Mr. Mading’s trip to South Sudan was made possible by the U.N. refugee agency.

“One family torn apart by war is too many” is the U.N. theme for World Refugee Day, which is commemorated each June 20.

Guor’s story epitomizes that theme,” said Charity Tooze, director of celebrity relations and special projects at the U.N. refugee agency office in Washington, who first reached out to Mr. Mading last year.

The refugee crisis created by the war in Syria has eclipsed other crises and diverted international attention.

Ms. Tooze described the situation in South Sudan as unique.

“It is a brand-new country that is trying to create stability with all these refugees on the border in what is the toughest part of Africa to get to,” she said.

Mr. Mading developed a passion for running while in high school in New Hampshire. He studied chemistry at Iowa State University and now lives in Flagstaff, Ariz.

Mr. Mading, who was not a U.S. citizen at the time, participated in the marathon at the Olympic Games in London last year under the Olympic flag, unaffiliated with any nation.

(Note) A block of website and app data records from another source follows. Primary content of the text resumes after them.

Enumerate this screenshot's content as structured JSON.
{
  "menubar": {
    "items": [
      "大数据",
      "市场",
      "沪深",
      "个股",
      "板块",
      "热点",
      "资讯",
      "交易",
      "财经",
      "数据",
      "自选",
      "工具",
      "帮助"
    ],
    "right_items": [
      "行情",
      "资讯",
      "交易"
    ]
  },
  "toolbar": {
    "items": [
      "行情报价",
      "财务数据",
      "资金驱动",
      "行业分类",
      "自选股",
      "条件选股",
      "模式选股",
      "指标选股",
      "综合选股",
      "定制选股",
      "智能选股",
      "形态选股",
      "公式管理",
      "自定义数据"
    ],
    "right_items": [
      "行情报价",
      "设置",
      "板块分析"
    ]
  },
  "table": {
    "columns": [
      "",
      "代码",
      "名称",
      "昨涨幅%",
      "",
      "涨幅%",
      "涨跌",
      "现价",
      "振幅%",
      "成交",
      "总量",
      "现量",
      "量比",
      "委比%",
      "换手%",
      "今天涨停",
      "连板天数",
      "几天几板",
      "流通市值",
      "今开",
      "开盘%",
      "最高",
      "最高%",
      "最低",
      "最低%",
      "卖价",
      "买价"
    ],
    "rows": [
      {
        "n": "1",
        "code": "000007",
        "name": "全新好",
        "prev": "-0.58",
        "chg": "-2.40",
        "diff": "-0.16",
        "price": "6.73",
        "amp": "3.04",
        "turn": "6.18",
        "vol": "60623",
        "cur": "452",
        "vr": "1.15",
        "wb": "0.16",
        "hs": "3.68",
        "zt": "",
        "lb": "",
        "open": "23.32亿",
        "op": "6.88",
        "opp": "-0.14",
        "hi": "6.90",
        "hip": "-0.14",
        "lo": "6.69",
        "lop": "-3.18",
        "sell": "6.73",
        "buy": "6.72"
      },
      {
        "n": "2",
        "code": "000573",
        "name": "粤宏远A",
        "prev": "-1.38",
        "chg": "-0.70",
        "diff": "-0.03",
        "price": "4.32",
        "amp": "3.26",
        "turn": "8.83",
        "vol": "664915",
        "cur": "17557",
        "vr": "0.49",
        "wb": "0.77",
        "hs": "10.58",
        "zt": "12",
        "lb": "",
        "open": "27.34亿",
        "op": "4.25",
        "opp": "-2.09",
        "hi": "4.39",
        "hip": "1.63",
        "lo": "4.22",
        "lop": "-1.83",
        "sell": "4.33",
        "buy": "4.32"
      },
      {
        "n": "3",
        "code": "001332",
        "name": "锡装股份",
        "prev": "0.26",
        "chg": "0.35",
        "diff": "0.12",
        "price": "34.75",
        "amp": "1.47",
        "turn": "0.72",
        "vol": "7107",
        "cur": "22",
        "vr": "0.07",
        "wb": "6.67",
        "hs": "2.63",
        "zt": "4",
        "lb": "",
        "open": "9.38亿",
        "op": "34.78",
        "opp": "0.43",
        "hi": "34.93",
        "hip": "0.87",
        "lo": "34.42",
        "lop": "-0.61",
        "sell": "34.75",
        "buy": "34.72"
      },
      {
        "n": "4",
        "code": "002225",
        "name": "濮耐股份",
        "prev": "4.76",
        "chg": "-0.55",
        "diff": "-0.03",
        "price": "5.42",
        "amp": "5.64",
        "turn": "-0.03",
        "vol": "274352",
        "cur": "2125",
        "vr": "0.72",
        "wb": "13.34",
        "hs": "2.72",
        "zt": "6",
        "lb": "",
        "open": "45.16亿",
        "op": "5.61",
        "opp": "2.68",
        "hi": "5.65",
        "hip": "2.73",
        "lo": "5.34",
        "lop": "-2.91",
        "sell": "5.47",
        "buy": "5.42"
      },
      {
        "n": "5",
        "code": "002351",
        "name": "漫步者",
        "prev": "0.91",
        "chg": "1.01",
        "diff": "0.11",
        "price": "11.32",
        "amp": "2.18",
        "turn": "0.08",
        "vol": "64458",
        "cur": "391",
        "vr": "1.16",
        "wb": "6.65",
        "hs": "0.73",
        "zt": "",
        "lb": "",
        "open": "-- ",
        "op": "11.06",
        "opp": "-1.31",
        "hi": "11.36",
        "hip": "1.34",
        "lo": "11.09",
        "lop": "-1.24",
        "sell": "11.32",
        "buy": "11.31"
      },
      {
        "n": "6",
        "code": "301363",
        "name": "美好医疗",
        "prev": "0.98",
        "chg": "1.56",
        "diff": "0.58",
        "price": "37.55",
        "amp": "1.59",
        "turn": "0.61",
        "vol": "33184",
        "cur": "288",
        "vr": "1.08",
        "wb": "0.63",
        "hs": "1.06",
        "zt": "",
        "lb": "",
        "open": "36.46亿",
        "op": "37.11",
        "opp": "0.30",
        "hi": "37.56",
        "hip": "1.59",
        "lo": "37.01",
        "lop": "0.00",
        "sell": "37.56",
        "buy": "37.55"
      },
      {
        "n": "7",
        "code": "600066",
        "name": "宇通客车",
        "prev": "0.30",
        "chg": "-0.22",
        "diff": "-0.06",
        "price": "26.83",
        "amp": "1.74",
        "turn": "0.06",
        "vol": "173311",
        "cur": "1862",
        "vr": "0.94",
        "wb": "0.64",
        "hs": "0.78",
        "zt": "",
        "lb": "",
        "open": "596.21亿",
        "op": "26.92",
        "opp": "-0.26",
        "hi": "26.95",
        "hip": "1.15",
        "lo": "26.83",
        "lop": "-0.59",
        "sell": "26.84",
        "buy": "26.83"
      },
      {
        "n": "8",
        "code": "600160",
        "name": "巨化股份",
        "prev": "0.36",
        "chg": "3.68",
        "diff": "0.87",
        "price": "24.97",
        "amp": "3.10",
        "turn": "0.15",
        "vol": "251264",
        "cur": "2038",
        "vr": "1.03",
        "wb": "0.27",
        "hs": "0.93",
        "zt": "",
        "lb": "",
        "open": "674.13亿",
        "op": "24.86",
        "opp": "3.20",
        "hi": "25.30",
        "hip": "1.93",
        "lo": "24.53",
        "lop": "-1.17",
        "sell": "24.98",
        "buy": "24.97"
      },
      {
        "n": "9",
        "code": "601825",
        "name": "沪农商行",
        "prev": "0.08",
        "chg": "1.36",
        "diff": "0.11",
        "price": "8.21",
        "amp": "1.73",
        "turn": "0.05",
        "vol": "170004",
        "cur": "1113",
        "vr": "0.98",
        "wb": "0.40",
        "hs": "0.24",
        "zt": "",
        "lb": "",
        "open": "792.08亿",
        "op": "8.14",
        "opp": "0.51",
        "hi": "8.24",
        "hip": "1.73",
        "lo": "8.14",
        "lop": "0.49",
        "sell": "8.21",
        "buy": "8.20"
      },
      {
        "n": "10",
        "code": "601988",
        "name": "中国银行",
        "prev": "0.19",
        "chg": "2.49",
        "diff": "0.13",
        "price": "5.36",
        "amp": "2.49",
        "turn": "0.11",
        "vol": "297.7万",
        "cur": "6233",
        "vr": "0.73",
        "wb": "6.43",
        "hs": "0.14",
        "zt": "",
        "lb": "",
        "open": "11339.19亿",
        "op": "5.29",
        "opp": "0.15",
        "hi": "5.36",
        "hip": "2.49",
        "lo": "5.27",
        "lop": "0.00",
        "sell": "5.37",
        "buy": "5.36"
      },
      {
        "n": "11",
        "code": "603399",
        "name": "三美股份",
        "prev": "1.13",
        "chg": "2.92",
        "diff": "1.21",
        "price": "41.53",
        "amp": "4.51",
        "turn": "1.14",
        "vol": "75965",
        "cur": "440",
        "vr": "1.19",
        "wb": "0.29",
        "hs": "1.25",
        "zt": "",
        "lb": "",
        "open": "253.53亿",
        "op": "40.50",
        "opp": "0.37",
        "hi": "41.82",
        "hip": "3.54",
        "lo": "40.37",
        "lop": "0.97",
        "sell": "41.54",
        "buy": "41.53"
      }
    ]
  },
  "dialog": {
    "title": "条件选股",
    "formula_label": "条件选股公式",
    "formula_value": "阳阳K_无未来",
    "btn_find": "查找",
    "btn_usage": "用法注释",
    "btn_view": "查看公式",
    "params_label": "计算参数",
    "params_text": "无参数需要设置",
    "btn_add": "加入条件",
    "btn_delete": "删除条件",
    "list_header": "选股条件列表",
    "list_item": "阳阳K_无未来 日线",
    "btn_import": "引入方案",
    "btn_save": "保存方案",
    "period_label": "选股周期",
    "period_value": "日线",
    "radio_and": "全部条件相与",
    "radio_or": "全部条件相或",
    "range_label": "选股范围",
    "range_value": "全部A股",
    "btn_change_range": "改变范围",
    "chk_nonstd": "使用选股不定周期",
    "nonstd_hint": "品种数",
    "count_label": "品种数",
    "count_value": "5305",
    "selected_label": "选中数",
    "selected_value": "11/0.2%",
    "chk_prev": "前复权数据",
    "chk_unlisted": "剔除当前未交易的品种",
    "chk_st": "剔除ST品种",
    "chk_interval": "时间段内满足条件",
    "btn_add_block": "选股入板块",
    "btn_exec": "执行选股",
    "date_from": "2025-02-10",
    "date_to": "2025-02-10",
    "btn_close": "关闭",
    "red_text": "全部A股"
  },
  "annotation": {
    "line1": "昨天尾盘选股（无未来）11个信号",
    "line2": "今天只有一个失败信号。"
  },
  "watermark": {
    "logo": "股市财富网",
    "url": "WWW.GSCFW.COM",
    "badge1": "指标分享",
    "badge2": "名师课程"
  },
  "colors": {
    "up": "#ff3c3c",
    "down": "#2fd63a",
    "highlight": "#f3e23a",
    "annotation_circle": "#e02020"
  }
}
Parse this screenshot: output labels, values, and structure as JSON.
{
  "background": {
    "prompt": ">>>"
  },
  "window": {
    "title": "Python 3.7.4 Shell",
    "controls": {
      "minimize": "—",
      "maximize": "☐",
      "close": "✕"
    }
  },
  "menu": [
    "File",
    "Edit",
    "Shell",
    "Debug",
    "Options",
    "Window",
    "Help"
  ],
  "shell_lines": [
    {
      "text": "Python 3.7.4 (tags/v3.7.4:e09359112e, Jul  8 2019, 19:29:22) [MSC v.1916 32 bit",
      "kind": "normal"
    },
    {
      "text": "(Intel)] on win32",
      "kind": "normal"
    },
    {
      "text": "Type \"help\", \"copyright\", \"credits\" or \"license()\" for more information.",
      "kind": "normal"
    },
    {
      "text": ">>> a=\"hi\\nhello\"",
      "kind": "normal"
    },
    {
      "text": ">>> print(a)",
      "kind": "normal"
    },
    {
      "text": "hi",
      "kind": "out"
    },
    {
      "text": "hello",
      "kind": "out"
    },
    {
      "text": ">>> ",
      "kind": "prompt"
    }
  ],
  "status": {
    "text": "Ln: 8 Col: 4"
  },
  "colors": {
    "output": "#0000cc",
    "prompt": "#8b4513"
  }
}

He became an American citizen in February.

When he left Sudan, Mr. Mading swore he would never run again because it was something he associated with fleeing for his life.

“I didn’t know running is something you do as a sport,” he said. “But running has given me an opportunity to give back what I owe to people.”

Mr. Mading wants to help develop a sports program in South Sudan and use his experience to train young athletes.

As for his own goals, he hopes to run again in the Olympics in Rio de Janeiro in three years.

“Hopefully, in 2016 I will either represent South Sudan or the U.S.,” he said. “I see them both as my country.”